* **Aim of the task**
Show every line of the data below that includes the word "национальных".

* **Data extracts**
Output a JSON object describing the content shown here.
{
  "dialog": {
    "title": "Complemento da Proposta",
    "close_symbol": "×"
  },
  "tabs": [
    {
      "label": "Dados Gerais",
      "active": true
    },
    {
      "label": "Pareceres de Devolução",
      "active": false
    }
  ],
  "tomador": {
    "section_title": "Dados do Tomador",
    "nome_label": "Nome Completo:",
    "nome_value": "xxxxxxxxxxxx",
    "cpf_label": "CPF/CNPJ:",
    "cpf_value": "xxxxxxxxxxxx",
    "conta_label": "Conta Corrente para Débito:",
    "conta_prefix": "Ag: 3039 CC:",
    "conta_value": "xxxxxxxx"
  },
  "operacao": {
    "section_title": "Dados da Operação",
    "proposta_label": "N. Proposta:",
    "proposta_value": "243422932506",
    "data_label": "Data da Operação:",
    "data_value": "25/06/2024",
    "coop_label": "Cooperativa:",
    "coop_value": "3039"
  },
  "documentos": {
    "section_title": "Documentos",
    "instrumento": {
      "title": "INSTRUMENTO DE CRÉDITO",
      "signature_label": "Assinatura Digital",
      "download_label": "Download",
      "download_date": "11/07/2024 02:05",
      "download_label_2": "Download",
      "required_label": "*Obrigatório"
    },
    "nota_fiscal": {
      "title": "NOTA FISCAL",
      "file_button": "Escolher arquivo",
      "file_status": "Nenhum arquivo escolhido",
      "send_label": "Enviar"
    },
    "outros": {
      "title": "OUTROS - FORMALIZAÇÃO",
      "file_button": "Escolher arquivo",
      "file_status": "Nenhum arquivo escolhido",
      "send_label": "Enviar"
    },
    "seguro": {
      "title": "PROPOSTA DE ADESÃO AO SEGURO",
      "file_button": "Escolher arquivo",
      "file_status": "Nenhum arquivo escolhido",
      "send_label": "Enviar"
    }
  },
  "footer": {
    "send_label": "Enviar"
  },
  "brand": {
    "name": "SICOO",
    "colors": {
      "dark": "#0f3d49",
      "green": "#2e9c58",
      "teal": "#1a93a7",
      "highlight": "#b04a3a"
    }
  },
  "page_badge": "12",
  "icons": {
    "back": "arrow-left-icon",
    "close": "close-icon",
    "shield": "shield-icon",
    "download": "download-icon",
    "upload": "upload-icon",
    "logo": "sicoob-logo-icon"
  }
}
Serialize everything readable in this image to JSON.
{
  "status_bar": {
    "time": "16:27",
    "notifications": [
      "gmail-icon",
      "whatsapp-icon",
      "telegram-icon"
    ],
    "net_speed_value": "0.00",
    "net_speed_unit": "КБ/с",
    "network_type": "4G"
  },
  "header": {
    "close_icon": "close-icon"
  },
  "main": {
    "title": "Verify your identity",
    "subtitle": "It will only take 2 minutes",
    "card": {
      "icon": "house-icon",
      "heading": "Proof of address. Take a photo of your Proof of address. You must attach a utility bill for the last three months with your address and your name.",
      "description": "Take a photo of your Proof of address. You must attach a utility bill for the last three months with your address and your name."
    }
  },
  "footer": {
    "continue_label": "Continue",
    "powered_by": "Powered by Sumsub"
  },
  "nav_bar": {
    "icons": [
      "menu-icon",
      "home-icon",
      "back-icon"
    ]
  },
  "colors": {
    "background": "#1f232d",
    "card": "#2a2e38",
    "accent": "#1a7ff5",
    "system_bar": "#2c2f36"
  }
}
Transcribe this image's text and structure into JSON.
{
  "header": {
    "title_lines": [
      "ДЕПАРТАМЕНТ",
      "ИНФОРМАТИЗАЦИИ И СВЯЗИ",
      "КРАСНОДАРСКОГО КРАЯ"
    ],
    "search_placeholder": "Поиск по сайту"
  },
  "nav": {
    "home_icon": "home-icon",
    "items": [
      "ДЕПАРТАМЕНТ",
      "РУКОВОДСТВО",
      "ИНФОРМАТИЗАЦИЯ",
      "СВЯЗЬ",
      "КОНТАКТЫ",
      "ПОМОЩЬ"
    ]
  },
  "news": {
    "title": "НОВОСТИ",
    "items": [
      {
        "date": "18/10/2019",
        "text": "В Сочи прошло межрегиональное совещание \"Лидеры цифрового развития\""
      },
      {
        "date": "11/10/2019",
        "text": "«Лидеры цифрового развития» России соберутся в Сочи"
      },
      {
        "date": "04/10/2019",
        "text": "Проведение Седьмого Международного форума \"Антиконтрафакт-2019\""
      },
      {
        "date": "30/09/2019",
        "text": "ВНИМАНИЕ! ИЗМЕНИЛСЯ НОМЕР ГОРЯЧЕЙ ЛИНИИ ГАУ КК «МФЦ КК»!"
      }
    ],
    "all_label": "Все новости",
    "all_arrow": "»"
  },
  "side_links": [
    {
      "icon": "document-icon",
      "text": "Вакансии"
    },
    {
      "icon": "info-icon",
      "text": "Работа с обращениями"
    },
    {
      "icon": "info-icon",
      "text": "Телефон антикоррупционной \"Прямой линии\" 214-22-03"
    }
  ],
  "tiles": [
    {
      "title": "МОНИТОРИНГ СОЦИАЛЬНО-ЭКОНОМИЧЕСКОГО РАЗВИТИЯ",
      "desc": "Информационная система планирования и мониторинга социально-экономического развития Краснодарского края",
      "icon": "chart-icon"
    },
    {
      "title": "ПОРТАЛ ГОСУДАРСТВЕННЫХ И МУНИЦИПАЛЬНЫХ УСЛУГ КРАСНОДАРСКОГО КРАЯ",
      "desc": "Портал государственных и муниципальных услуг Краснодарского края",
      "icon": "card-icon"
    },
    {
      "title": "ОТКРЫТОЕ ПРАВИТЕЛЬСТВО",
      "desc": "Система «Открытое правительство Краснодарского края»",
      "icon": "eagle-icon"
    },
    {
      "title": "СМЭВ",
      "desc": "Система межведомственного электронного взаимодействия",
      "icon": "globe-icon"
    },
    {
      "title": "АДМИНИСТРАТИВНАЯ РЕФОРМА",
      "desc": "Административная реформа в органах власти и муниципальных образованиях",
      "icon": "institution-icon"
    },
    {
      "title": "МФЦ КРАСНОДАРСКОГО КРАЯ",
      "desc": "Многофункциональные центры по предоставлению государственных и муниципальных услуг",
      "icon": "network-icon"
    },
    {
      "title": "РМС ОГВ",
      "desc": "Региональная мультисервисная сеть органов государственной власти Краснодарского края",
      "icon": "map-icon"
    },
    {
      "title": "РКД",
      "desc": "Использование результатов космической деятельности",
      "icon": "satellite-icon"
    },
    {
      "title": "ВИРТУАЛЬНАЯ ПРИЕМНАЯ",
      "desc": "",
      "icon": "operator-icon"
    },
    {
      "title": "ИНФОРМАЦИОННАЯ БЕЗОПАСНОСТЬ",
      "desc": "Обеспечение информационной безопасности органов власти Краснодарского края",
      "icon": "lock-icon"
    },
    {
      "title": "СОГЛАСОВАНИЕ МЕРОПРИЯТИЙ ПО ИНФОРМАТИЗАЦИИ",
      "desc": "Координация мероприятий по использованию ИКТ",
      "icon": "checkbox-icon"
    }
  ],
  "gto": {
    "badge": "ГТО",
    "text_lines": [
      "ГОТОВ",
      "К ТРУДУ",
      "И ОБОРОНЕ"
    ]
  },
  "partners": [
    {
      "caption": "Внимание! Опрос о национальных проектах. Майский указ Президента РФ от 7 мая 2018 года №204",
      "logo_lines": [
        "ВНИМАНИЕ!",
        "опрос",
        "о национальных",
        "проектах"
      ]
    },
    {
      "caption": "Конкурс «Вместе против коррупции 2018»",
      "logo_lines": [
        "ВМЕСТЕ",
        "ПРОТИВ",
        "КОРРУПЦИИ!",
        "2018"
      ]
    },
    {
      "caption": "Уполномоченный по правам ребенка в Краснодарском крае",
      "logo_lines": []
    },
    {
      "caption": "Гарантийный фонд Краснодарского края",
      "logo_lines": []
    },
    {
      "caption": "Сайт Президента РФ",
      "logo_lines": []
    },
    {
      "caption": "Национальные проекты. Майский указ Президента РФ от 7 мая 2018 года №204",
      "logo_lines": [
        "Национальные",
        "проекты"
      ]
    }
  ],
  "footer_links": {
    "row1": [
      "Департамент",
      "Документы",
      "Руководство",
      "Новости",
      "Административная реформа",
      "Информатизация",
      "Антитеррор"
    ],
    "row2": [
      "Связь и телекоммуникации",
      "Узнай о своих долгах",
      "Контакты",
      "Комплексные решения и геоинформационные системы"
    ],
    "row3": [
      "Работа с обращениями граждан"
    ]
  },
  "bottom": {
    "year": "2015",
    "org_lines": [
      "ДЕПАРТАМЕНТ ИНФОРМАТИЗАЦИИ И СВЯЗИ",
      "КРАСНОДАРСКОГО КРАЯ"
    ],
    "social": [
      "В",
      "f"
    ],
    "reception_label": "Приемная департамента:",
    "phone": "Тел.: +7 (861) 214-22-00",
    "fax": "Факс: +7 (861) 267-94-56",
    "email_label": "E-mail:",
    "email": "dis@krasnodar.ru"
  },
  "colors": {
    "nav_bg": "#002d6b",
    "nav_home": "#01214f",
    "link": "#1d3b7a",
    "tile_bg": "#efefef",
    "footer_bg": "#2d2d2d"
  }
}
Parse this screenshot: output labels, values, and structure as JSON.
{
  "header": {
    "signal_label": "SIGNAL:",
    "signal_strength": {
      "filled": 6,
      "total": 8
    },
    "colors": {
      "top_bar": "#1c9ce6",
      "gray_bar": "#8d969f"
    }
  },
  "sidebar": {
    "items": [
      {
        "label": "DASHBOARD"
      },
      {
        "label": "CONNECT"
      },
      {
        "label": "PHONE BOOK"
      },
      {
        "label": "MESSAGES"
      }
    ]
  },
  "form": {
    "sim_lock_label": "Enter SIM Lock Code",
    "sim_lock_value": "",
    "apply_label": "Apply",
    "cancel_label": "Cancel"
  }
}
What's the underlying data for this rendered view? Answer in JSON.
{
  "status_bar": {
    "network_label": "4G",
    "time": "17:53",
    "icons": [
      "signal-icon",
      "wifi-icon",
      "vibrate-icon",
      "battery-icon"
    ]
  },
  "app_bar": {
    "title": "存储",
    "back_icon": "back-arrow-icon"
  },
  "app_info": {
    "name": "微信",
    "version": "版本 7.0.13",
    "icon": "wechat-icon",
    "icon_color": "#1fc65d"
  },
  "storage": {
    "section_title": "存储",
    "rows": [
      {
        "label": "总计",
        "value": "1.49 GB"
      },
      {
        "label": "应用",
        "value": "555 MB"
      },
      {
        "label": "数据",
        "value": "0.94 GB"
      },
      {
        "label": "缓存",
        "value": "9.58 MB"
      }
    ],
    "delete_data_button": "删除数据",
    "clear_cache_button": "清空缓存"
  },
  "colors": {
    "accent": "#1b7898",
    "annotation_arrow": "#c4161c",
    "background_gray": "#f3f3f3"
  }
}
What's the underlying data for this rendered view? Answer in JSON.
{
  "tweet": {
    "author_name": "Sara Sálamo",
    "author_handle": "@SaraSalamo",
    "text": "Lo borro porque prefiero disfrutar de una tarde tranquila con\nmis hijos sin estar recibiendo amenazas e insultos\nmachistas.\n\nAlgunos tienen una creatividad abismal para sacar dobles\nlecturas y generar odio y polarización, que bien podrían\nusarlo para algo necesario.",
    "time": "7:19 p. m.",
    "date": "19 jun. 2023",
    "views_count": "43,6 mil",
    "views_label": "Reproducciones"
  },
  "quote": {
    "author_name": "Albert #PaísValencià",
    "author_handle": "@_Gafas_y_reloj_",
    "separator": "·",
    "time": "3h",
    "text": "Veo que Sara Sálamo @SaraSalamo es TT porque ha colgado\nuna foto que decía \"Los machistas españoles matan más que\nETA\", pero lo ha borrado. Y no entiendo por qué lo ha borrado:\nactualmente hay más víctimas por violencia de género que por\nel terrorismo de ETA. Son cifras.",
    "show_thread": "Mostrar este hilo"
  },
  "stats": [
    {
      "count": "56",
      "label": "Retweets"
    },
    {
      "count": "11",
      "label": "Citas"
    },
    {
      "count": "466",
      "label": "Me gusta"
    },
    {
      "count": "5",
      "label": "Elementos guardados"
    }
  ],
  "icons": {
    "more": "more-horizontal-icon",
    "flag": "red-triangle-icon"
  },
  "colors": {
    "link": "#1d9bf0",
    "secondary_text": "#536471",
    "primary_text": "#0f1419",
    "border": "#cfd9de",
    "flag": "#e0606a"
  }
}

* **Task solution**
      "caption": "Внимание! Опрос о национальных проектах. Майский указ Президента РФ от 7 мая 2018 года №204",
        "о национальных",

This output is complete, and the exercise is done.